YOUR OBJECTIVE: Please return the records below exactly as they appear, leaving every picture out.
+ + + + +
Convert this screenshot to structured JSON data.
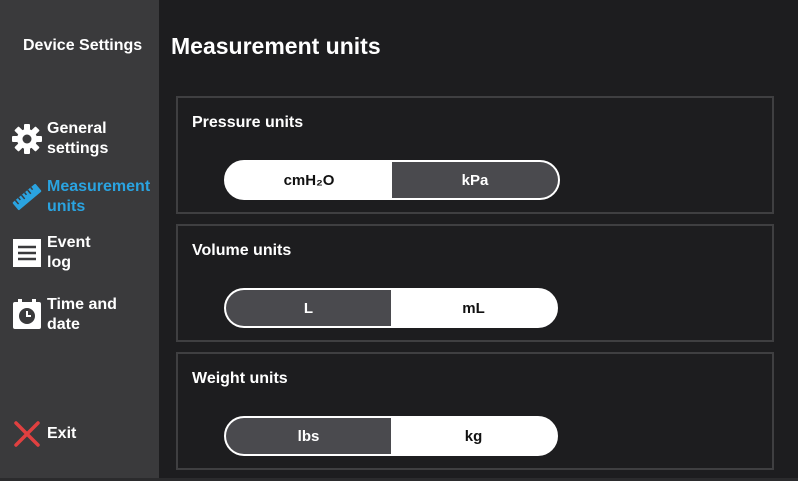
{
  "sidebar": {
    "title": "Device Settings",
    "items": [
      {
        "label": "General\nsettings",
        "icon": "gear-icon",
        "active": false
      },
      {
        "label": "Measurement\nunits",
        "icon": "ruler-icon",
        "active": true
      },
      {
        "label": "Event\nlog",
        "icon": "list-icon",
        "active": false
      },
      {
        "label": "Time and\ndate",
        "icon": "clock-icon",
        "active": false
      }
    ],
    "exit_label": "Exit",
    "exit_icon": "close-icon"
  },
  "main": {
    "title": "Measurement units",
    "sections": [
      {
        "label": "Pressure units",
        "options": [
          "cmH₂O",
          "kPa"
        ],
        "selected": "kPa"
      },
      {
        "label": "Volume units",
        "options": [
          "L",
          "mL"
        ],
        "selected": "L"
      },
      {
        "label": "Weight units",
        "options": [
          "lbs",
          "kg"
        ],
        "selected": "lbs"
      }
    ]
  },
  "colors": {
    "accent": "#2aa3e0",
    "exit": "#e04040",
    "sidebar_bg": "#3a3a3c",
    "main_bg": "#1d1d1f",
    "selected_segment": "#4a4a4e"
  }
}
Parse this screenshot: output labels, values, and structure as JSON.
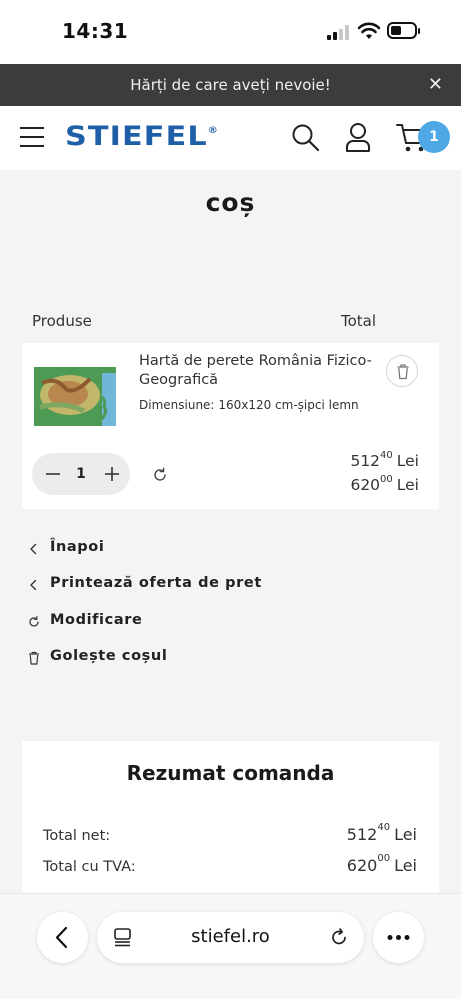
{
  "status_bar": {
    "time": "14:31"
  },
  "promo_banner": {
    "text": "Hărți de care aveți nevoie!",
    "close_icon": "close-icon"
  },
  "header": {
    "logo_text": "STIEFEL",
    "logo_mark": "®",
    "cart_count": "1",
    "icons": [
      "menu-icon",
      "search-icon",
      "user-icon",
      "cart-icon"
    ]
  },
  "page": {
    "title": "coș"
  },
  "table": {
    "col_product": "Produse",
    "col_total": "Total"
  },
  "cart_item": {
    "name": "Hartă de perete România Fizico-Geografică",
    "dimension_label": "Dimensiune:",
    "dimension_value": "160x120 cm-șipci lemn",
    "quantity": "1",
    "price_net_int": "512",
    "price_net_dec": "40",
    "price_gross_int": "620",
    "price_gross_dec": "00",
    "currency": "Lei"
  },
  "actions": [
    {
      "label": "Înapoi",
      "icon": "chevron-left-icon"
    },
    {
      "label": "Printează oferta de pret",
      "icon": "chevron-left-icon"
    },
    {
      "label": "Modificare",
      "icon": "refresh-icon"
    },
    {
      "label": "Golește coșul",
      "icon": "trash-icon"
    }
  ],
  "summary": {
    "title": "Rezumat comanda",
    "net_label": "Total net:",
    "net_int": "512",
    "net_dec": "40",
    "gross_label": "Total cu TVA:",
    "gross_int": "620",
    "gross_dec": "00",
    "currency": "Lei"
  },
  "browser": {
    "url": "stiefel.ro"
  },
  "colors": {
    "brand": "#1f5fa8",
    "badge": "#4ea8e6",
    "banner": "#3c3c3c",
    "background": "#f4f4f4"
  }
}
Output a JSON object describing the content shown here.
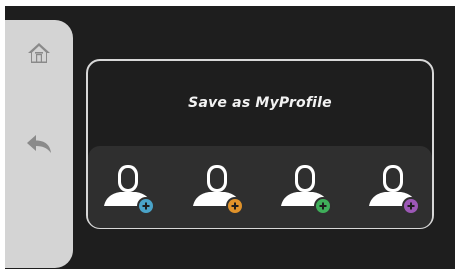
{
  "panel": {
    "title": "Save as MyProfile"
  },
  "sidebar": {
    "items": [
      {
        "icon": "home-icon"
      },
      {
        "icon": "back-arrow-icon"
      }
    ]
  },
  "profiles": [
    {
      "icon": "user-add-icon",
      "badge_color": "#4aa3c8"
    },
    {
      "icon": "user-add-icon",
      "badge_color": "#e0922a"
    },
    {
      "icon": "user-add-icon",
      "badge_color": "#3fae5a"
    },
    {
      "icon": "user-add-icon",
      "badge_color": "#9c58b6"
    }
  ],
  "colors": {
    "background": "#1e1e1e",
    "sidebar": "#d4d4d4",
    "tray": "#2f2f2f",
    "border": "#d8d8d8"
  }
}
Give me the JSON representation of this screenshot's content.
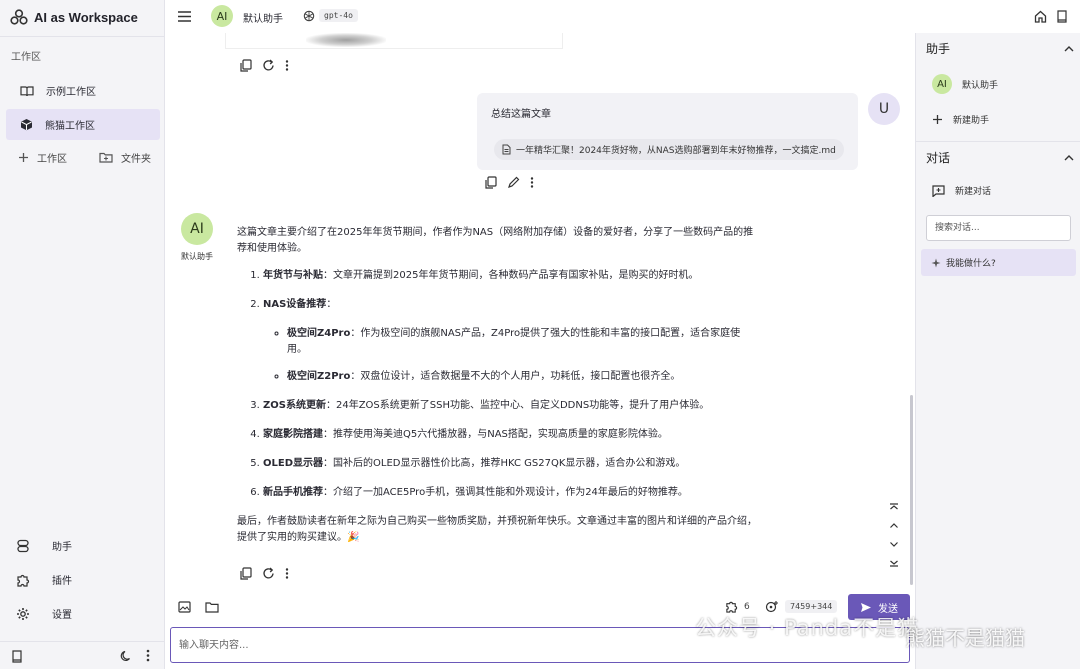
{
  "app": {
    "title": "AI as Workspace"
  },
  "sidebar": {
    "section_label": "工作区",
    "workspaces": [
      {
        "label": "示例工作区",
        "icon": "book-open-icon",
        "active": false
      },
      {
        "label": "熊猫工作区",
        "icon": "cube-icon",
        "active": true
      }
    ],
    "actions": {
      "add_workspace": "工作区",
      "add_folder": "文件夹"
    },
    "nav": [
      {
        "label": "助手",
        "icon": "assistant-icon"
      },
      {
        "label": "插件",
        "icon": "puzzle-icon"
      },
      {
        "label": "设置",
        "icon": "gear-icon"
      }
    ]
  },
  "header": {
    "assistant_avatar": "AI",
    "assistant_name": "默认助手",
    "model": "gpt-4o"
  },
  "chat": {
    "user_avatar": "U",
    "user_message": "总结这篇文章",
    "attachment": "一年精华汇聚！2024年货好物，从NAS选购部署到年末好物推荐，一文搞定.md",
    "assistant_avatar": "AI",
    "assistant_label": "默认助手",
    "answer": {
      "intro": "这篇文章主要介绍了在2025年年货节期间，作者作为NAS（网络附加存储）设备的爱好者，分享了一些数码产品的推荐和使用体验。",
      "items": [
        {
          "title": "年货节与补贴",
          "text": "：文章开篇提到2025年年货节期间，各种数码产品享有国家补贴，是购买的好时机。"
        },
        {
          "title": "NAS设备推荐",
          "text": "："
        },
        {
          "title": "ZOS系统更新",
          "text": "：24年ZOS系统更新了SSH功能、监控中心、自定义DDNS功能等，提升了用户体验。"
        },
        {
          "title": "家庭影院搭建",
          "text": "：推荐使用海美迪Q5六代播放器，与NAS搭配，实现高质量的家庭影院体验。"
        },
        {
          "title": "OLED显示器",
          "text": "：国补后的OLED显示器性价比高，推荐HKC GS27QK显示器，适合办公和游戏。"
        },
        {
          "title": "新品手机推荐",
          "text": "：介绍了一加ACE5Pro手机，强调其性能和外观设计，作为24年最后的好物推荐。"
        }
      ],
      "subitems": [
        {
          "title": "极空间Z4Pro",
          "text": "：作为极空间的旗舰NAS产品，Z4Pro提供了强大的性能和丰富的接口配置，适合家庭使用。"
        },
        {
          "title": "极空间Z2Pro",
          "text": "：双盘位设计，适合数据量不大的个人用户，功耗低，接口配置也很齐全。"
        }
      ],
      "outro": "最后，作者鼓励读者在新年之际为自己购买一些物质奖励，并预祝新年快乐。文章通过丰富的图片和详细的产品介绍，提供了实用的购买建议。🎉"
    }
  },
  "input": {
    "placeholder": "输入聊天内容...",
    "plugin_count": "6",
    "tokens": "7459+344",
    "send_label": "发送"
  },
  "right_panel": {
    "assistants_title": "助手",
    "assistants": [
      {
        "avatar": "AI",
        "label": "默认助手"
      }
    ],
    "new_assistant": "新建助手",
    "conversations_title": "对话",
    "new_conversation": "新建对话",
    "search_placeholder": "搜索对话...",
    "conversations": [
      {
        "label": "我能做什么?",
        "icon": "sparkle-icon"
      }
    ]
  },
  "watermark": {
    "text": "公众号 · Panda不是猫",
    "text2": "熊猫不是猫猫"
  },
  "colors": {
    "accent": "#6a58b8",
    "active_bg": "#e6e2f5",
    "avatar_ai": "#c9e8a0",
    "avatar_user": "#e6e2f5"
  }
}
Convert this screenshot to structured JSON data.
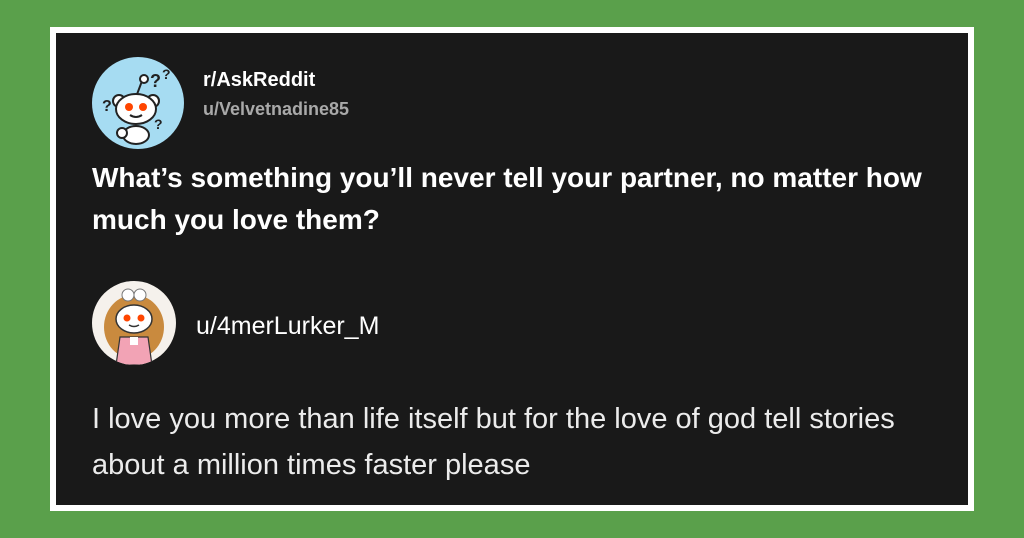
{
  "post": {
    "subreddit": "r/AskReddit",
    "author": "u/Velvetnadine85",
    "title": "What’s something you’ll never tell your partner, no matter how much you love them?"
  },
  "comment": {
    "author": "u/4merLurker_M",
    "text": "I love you more than life itself but for the love of god tell stories about a million times faster please"
  },
  "icons": {
    "subreddit_avatar": "reddit-snoo-question-icon",
    "commenter_avatar": "reddit-snoo-girl-icon"
  },
  "colors": {
    "background": "#5aa04b",
    "card": "#191919",
    "frame": "#ffffff",
    "muted_text": "#a9a9a9"
  }
}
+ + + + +
WRITTEN ANSWER:
Convert this screenshot to structured JSON data.
{
  "sidebar": {
    "title": "Device Settings",
    "items": [
      {
        "label": "General\nsettings",
        "icon": "gear-icon",
        "active": false
      },
      {
        "label": "Measurement\nunits",
        "icon": "ruler-icon",
        "active": true
      },
      {
        "label": "Event\nlog",
        "icon": "list-icon",
        "active": false
      },
      {
        "label": "Time and\ndate",
        "icon": "clock-icon",
        "active": false
      }
    ],
    "exit_label": "Exit",
    "exit_icon": "close-icon"
  },
  "main": {
    "title": "Measurement units",
    "sections": [
      {
        "label": "Pressure units",
        "options": [
          "cmH₂O",
          "kPa"
        ],
        "selected": "kPa"
      },
      {
        "label": "Volume units",
        "options": [
          "L",
          "mL"
        ],
        "selected": "L"
      },
      {
        "label": "Weight units",
        "options": [
          "lbs",
          "kg"
        ],
        "selected": "lbs"
      }
    ]
  },
  "colors": {
    "accent": "#2aa3e0",
    "exit": "#e04040",
    "sidebar_bg": "#3a3a3c",
    "main_bg": "#1d1d1f",
    "selected_segment": "#4a4a4e"
  }
}
Parse this screenshot: output labels, values, and structure as JSON.
{
  "status_bar": {
    "time": "14:31"
  },
  "promo_banner": {
    "text": "Hărți de care aveți nevoie!",
    "close_icon": "close-icon"
  },
  "header": {
    "logo_text": "STIEFEL",
    "logo_mark": "®",
    "cart_count": "1",
    "icons": [
      "menu-icon",
      "search-icon",
      "user-icon",
      "cart-icon"
    ]
  },
  "page": {
    "title": "coș"
  },
  "table": {
    "col_product": "Produse",
    "col_total": "Total"
  },
  "cart_item": {
    "name": "Hartă de perete România Fizico-Geografică",
    "dimension_label": "Dimensiune:",
    "dimension_value": "160x120 cm-șipci lemn",
    "quantity": "1",
    "price_net_int": "512",
    "price_net_dec": "40",
    "price_gross_int": "620",
    "price_gross_dec": "00",
    "currency": "Lei"
  },
  "actions": [
    {
      "label": "Înapoi",
      "icon": "chevron-left-icon"
    },
    {
      "label": "Printează oferta de pret",
      "icon": "chevron-left-icon"
    },
    {
      "label": "Modificare",
      "icon": "refresh-icon"
    },
    {
      "label": "Golește coșul",
      "icon": "trash-icon"
    }
  ],
  "summary": {
    "title": "Rezumat comanda",
    "net_label": "Total net:",
    "net_int": "512",
    "net_dec": "40",
    "gross_label": "Total cu TVA:",
    "gross_int": "620",
    "gross_dec": "00",
    "currency": "Lei"
  },
  "browser": {
    "url": "stiefel.ro"
  },
  "colors": {
    "brand": "#1f5fa8",
    "badge": "#4ea8e6",
    "banner": "#3c3c3c",
    "background": "#f4f4f4"
  }
}
Output a JSON object describing the content shown here.
{
  "panel": {
    "title": "Save as MyProfile"
  },
  "sidebar": {
    "items": [
      {
        "icon": "home-icon"
      },
      {
        "icon": "back-arrow-icon"
      }
    ]
  },
  "profiles": [
    {
      "icon": "user-add-icon",
      "badge_color": "#4aa3c8"
    },
    {
      "icon": "user-add-icon",
      "badge_color": "#e0922a"
    },
    {
      "icon": "user-add-icon",
      "badge_color": "#3fae5a"
    },
    {
      "icon": "user-add-icon",
      "badge_color": "#9c58b6"
    }
  ],
  "colors": {
    "background": "#1e1e1e",
    "sidebar": "#d4d4d4",
    "tray": "#2f2f2f",
    "border": "#d8d8d8"
  }
}
Give me the JSON representation of this screenshot's content.
{
  "app": {
    "title": "AI as Workspace"
  },
  "sidebar": {
    "section_label": "工作区",
    "workspaces": [
      {
        "label": "示例工作区",
        "icon": "book-open-icon",
        "active": false
      },
      {
        "label": "熊猫工作区",
        "icon": "cube-icon",
        "active": true
      }
    ],
    "actions": {
      "add_workspace": "工作区",
      "add_folder": "文件夹"
    },
    "nav": [
      {
        "label": "助手",
        "icon": "assistant-icon"
      },
      {
        "label": "插件",
        "icon": "puzzle-icon"
      },
      {
        "label": "设置",
        "icon": "gear-icon"
      }
    ]
  },
  "header": {
    "assistant_avatar": "AI",
    "assistant_name": "默认助手",
    "model": "gpt-4o"
  },
  "chat": {
    "user_avatar": "U",
    "user_message": "总结这篇文章",
    "attachment": "一年精华汇聚！2024年货好物，从NAS选购部署到年末好物推荐，一文搞定.md",
    "assistant_avatar": "AI",
    "assistant_label": "默认助手",
    "answer": {
      "intro": "这篇文章主要介绍了在2025年年货节期间，作者作为NAS（网络附加存储）设备的爱好者，分享了一些数码产品的推荐和使用体验。",
      "items": [
        {
          "title": "年货节与补贴",
          "text": "：文章开篇提到2025年年货节期间，各种数码产品享有国家补贴，是购买的好时机。"
        },
        {
          "title": "NAS设备推荐",
          "text": "："
        },
        {
          "title": "ZOS系统更新",
          "text": "：24年ZOS系统更新了SSH功能、监控中心、自定义DDNS功能等，提升了用户体验。"
        },
        {
          "title": "家庭影院搭建",
          "text": "：推荐使用海美迪Q5六代播放器，与NAS搭配，实现高质量的家庭影院体验。"
        },
        {
          "title": "OLED显示器",
          "text": "：国补后的OLED显示器性价比高，推荐HKC GS27QK显示器，适合办公和游戏。"
        },
        {
          "title": "新品手机推荐",
          "text": "：介绍了一加ACE5Pro手机，强调其性能和外观设计，作为24年最后的好物推荐。"
        }
      ],
      "subitems": [
        {
          "title": "极空间Z4Pro",
          "text": "：作为极空间的旗舰NAS产品，Z4Pro提供了强大的性能和丰富的接口配置，适合家庭使用。"
        },
        {
          "title": "极空间Z2Pro",
          "text": "：双盘位设计，适合数据量不大的个人用户，功耗低，接口配置也很齐全。"
        }
      ],
      "outro": "最后，作者鼓励读者在新年之际为自己购买一些物质奖励，并预祝新年快乐。文章通过丰富的图片和详细的产品介绍，提供了实用的购买建议。🎉"
    }
  },
  "input": {
    "placeholder": "输入聊天内容...",
    "plugin_count": "6",
    "tokens": "7459+344",
    "send_label": "发送"
  },
  "right_panel": {
    "assistants_title": "助手",
    "assistants": [
      {
        "avatar": "AI",
        "label": "默认助手"
      }
    ],
    "new_assistant": "新建助手",
    "conversations_title": "对话",
    "new_conversation": "新建对话",
    "search_placeholder": "搜索对话...",
    "conversations": [
      {
        "label": "我能做什么?",
        "icon": "sparkle-icon"
      }
    ]
  },
  "watermark": {
    "text": "公众号 · Panda不是猫",
    "text2": "熊猫不是猫猫"
  },
  "colors": {
    "accent": "#6a58b8",
    "active_bg": "#e6e2f5",
    "avatar_ai": "#c9e8a0",
    "avatar_user": "#e6e2f5"
  }
}
Convert this screenshot to structured JSON data.
{
  "post": {
    "subreddit": "r/AskReddit",
    "author": "u/Velvetnadine85",
    "title": "What’s something you’ll never tell your partner, no matter how much you love them?"
  },
  "comment": {
    "author": "u/4merLurker_M",
    "text": "I love you more than life itself but for the love of god tell stories about a million times faster please"
  },
  "icons": {
    "subreddit_avatar": "reddit-snoo-question-icon",
    "commenter_avatar": "reddit-snoo-girl-icon"
  },
  "colors": {
    "background": "#5aa04b",
    "card": "#191919",
    "frame": "#ffffff",
    "muted_text": "#a9a9a9"
  }
}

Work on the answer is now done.